From James Monroe
Paris Sepr 26. 1796.
The state of affrs. remains nearly the same since my last: except that upon the Rhine or rather in the intr. of Germany since the check of Jourdan or perhaps complete defeat & wh. I rather presume, the progress is impeded, & in Italy Bounaparte has gained another victory taking 5000. prisoners & driving Wurmser into Mantua where he is closely besieged. I think I mentioned to you in my last that he had just before taken 16000. & that Bournonville was on his rout from Holland at the head of 25000 men to join & supersede Jourdan.
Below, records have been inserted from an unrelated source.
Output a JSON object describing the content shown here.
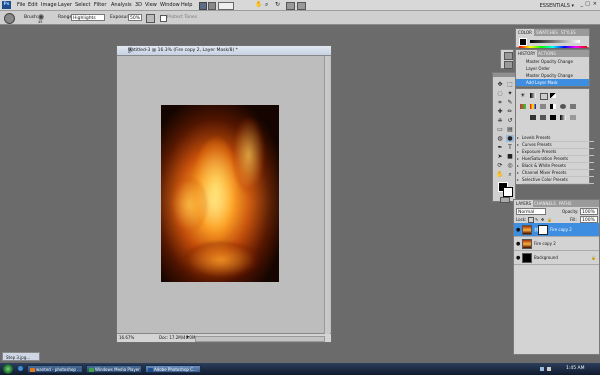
{
  "menu": {
    "ps_logo": "Ps",
    "items": [
      "File",
      "Edit",
      "Image",
      "Layer",
      "Select",
      "Filter",
      "Analysis",
      "3D",
      "View",
      "Window",
      "Help"
    ],
    "workspace": "ESSENTIALS ▾"
  },
  "options": {
    "brush_label": "Brush:",
    "brush_size": "45",
    "range_label": "Range:",
    "range_value": "Highlights",
    "exposure_label": "Exposure:",
    "exposure_value": "50%",
    "protect_tones": "Protect Tones"
  },
  "document": {
    "title": "Untitled-3 @ 16.3% (Fire copy 2, Layer Mask/8) *",
    "zoom": "16.67%",
    "doc_size": "Doc: 17.2M/46.0M"
  },
  "history_panel": {
    "tabs": [
      "HISTORY",
      "ACTIONS"
    ],
    "items": [
      "Master Opacity Change",
      "Layer Order",
      "Master Opacity Change",
      "Add Layer Mask"
    ],
    "selected_index": 3
  },
  "color_panel": {
    "tabs": [
      "COLOR",
      "SWATCHES",
      "STYLES"
    ]
  },
  "adjustments_panel": {
    "items": [
      "Levels Presets",
      "Curves Presets",
      "Exposure Presets",
      "Hue/Saturation Presets",
      "Black & White Presets",
      "Channel Mixer Presets",
      "Selective Color Presets"
    ]
  },
  "layers_panel": {
    "tabs": [
      "LAYERS",
      "CHANNELS",
      "PATHS"
    ],
    "blend_mode": "Normal",
    "opacity_label": "Opacity:",
    "opacity_value": "100%",
    "lock_label": "Lock:",
    "fill_label": "Fill:",
    "fill_value": "100%",
    "layers": [
      {
        "name": "Fire copy 2",
        "selected": true
      },
      {
        "name": "Fire copy 2",
        "selected": false
      },
      {
        "name": "Background",
        "selected": false
      }
    ]
  },
  "minimized_window": "Step 3.jpg...",
  "taskbar": {
    "buttons": [
      "wanted - photoshop ...",
      "Windows Media Player",
      "Adobe Photoshop C..."
    ],
    "clock": "1:45 AM"
  }
}
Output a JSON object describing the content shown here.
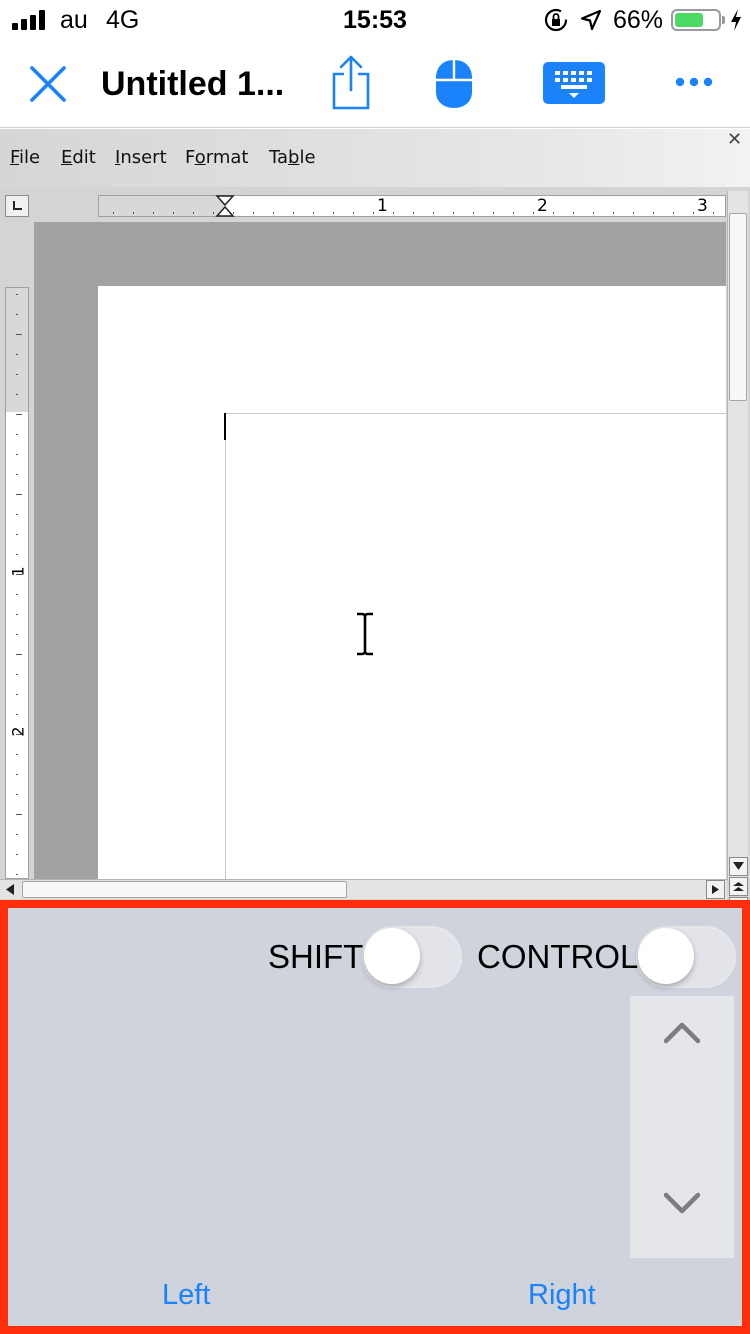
{
  "status_bar": {
    "carrier": "au",
    "network": "4G",
    "time": "15:53",
    "battery_percent": "66%",
    "battery_level": 0.66,
    "icons": [
      "signal-icon",
      "rotation-lock-icon",
      "location-arrow-icon",
      "battery-icon",
      "charging-bolt-icon"
    ]
  },
  "header": {
    "title": "Untitled 1...",
    "accent_color": "#1a82fb",
    "icons": [
      "close-icon",
      "share-icon",
      "mouse-icon",
      "keyboard-icon",
      "more-icon"
    ]
  },
  "remote": {
    "menu": [
      "File",
      "Edit",
      "Insert",
      "Format",
      "Table"
    ],
    "menu_accelerators": [
      "F",
      "E",
      "I",
      "o",
      "b"
    ],
    "ruler_h_labels": [
      "1",
      "2",
      "3"
    ],
    "ruler_v_labels": [
      "1",
      "2"
    ]
  },
  "pad": {
    "shift_label": "SHIFT",
    "control_label": "CONTROL",
    "shift_on": false,
    "control_on": false,
    "left_label": "Left",
    "right_label": "Right",
    "border_color": "#fe2d0b"
  }
}
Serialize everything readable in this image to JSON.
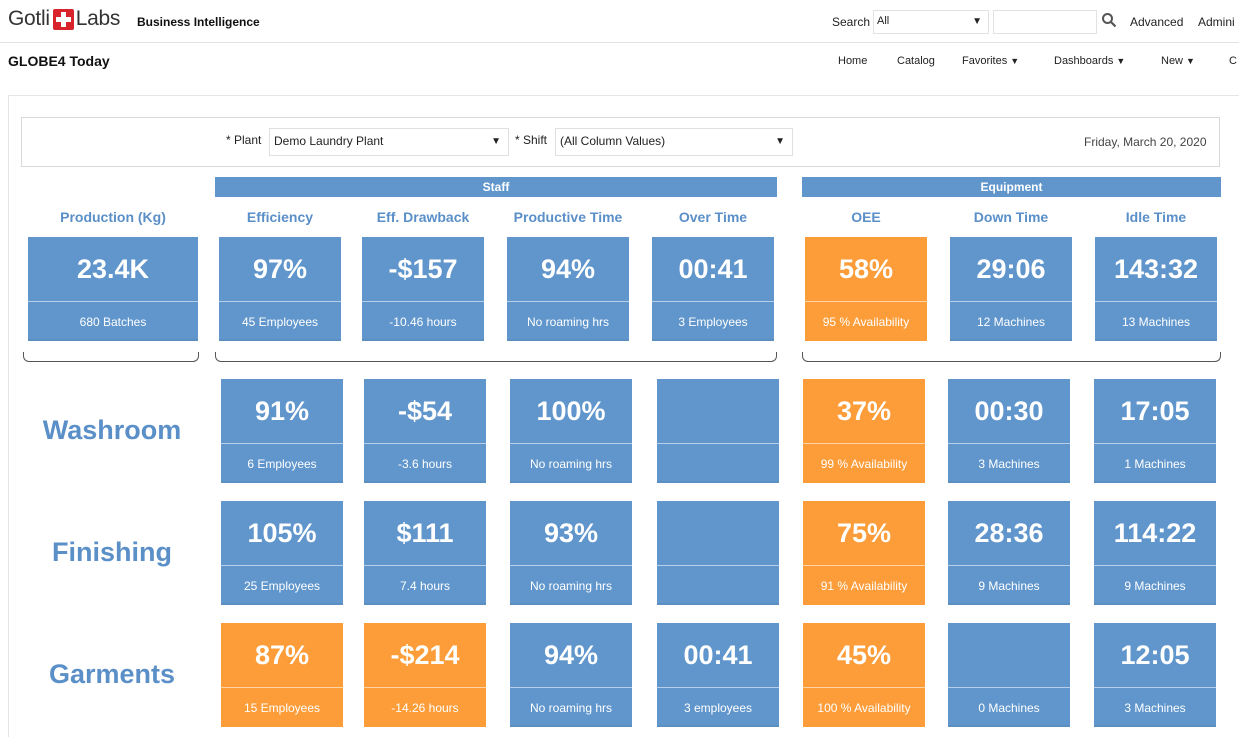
{
  "app": {
    "logo_left": "Gotli",
    "logo_right": "Labs",
    "name": "Business Intelligence"
  },
  "topbar": {
    "search_label": "Search",
    "search_scope": "All",
    "advanced": "Advanced",
    "admin": "Admini"
  },
  "page": {
    "title": "GLOBE4 Today"
  },
  "nav": {
    "home": "Home",
    "catalog": "Catalog",
    "favorites": "Favorites",
    "dashboards": "Dashboards",
    "new": "New",
    "more": "C"
  },
  "prompts": {
    "plant_label": "* Plant",
    "plant_value": "Demo Laundry Plant",
    "shift_label": "* Shift",
    "shift_value": "(All Column Values)",
    "date": "Friday, March 20, 2020"
  },
  "groups": {
    "staff": "Staff",
    "equipment": "Equipment"
  },
  "columns": {
    "production": "Production (Kg)",
    "efficiency": "Efficiency",
    "drawback": "Eff. Drawback",
    "productive": "Productive Time",
    "overtime": "Over Time",
    "oee": "OEE",
    "downtime": "Down Time",
    "idletime": "Idle Time"
  },
  "colors": {
    "blue": "#6096cc",
    "orange": "#fc9d3a",
    "label": "#5a8fc8"
  },
  "summary": {
    "production": {
      "value": "23.4K",
      "sub": "680 Batches"
    },
    "efficiency": {
      "value": "97%",
      "sub": "45 Employees"
    },
    "drawback": {
      "value": "-$157",
      "sub": "-10.46 hours"
    },
    "productive": {
      "value": "94%",
      "sub": "No roaming hrs"
    },
    "overtime": {
      "value": "00:41",
      "sub": "3 Employees"
    },
    "oee": {
      "value": "58%",
      "sub": "95 % Availability"
    },
    "downtime": {
      "value": "29:06",
      "sub": "12 Machines"
    },
    "idletime": {
      "value": "143:32",
      "sub": "13 Machines"
    }
  },
  "rows": [
    {
      "label": "Washroom",
      "efficiency": {
        "value": "91%",
        "sub": "6 Employees"
      },
      "drawback": {
        "value": "-$54",
        "sub": "-3.6 hours"
      },
      "productive": {
        "value": "100%",
        "sub": "No roaming hrs"
      },
      "overtime": {
        "value": "",
        "sub": ""
      },
      "oee": {
        "value": "37%",
        "sub": "99 % Availability"
      },
      "downtime": {
        "value": "00:30",
        "sub": "3 Machines"
      },
      "idletime": {
        "value": "17:05",
        "sub": "1 Machines"
      }
    },
    {
      "label": "Finishing",
      "efficiency": {
        "value": "105%",
        "sub": "25 Employees"
      },
      "drawback": {
        "value": "$111",
        "sub": "7.4 hours"
      },
      "productive": {
        "value": "93%",
        "sub": "No roaming hrs"
      },
      "overtime": {
        "value": "",
        "sub": ""
      },
      "oee": {
        "value": "75%",
        "sub": "91 % Availability"
      },
      "downtime": {
        "value": "28:36",
        "sub": "9 Machines"
      },
      "idletime": {
        "value": "114:22",
        "sub": "9 Machines"
      }
    },
    {
      "label": "Garments",
      "efficiency": {
        "value": "87%",
        "sub": "15 Employees"
      },
      "drawback": {
        "value": "-$214",
        "sub": "-14.26 hours"
      },
      "productive": {
        "value": "94%",
        "sub": "No roaming hrs"
      },
      "overtime": {
        "value": "00:41",
        "sub": "3 employees"
      },
      "oee": {
        "value": "45%",
        "sub": "100 % Availability"
      },
      "downtime": {
        "value": "",
        "sub": "0 Machines"
      },
      "idletime": {
        "value": "12:05",
        "sub": "3 Machines"
      }
    }
  ]
}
I have answered Tim’s letter refuting what he says by argument and leaving it so.1 He has also wrote an insolent letter to Skipwith2 and which he has answered with force and contemptuous defiance. Fulton also has written also a commentary upon the publication in the New York paper which he intends for Bache’s paper and which is harsh3 he says the presumed letter from Paris is a forgery—that he never received it nor was it written to him—and the other letter to which it refers and which was intended to quiet the western people from the knowledge he had of that I was doing everything in my power to serve them was purloined from the post office as he presumes by Tim. Skipwith sends the letters from Berlin respecting G. Morris for publication.4 I hope this scene of rascality will open the people’s eyes and rid you of that old tool and dotard for with him I presume the contest will be.
RC (DLC). Unsigned. Italicized words are those encoded by Monroe using the code that Jefferson had sent JM on 11 May 1785. Decoded interlinearly by JM.
1. Monroe to Pickering, 10 Sept. 1796 (Hamilton, Writings of Monroe description begins Stanislaus Murray Hamilton, ed., The Writings of James Monroe … (7 vols.; New York and London, 1898–1903). description ends , 3:54–62).
2. Pickering to Skipwith, 3 June 1796 (DNA: RG 59, Diplomatic and Consular Instructions). No reply from Skipwith can be located in the consular dispatches from Paris.
3. See Monroe to JM, 19 Sept. 1796, n. 2. On 2 Dec. the Philadelphia Aurora General Advertiser published a vituperative attack on Noah Webster, describing him as the “jackall of a British faction” who was endeavoring to undermine republicanism by pursuing “nothing less than a rupture with the French Republic.”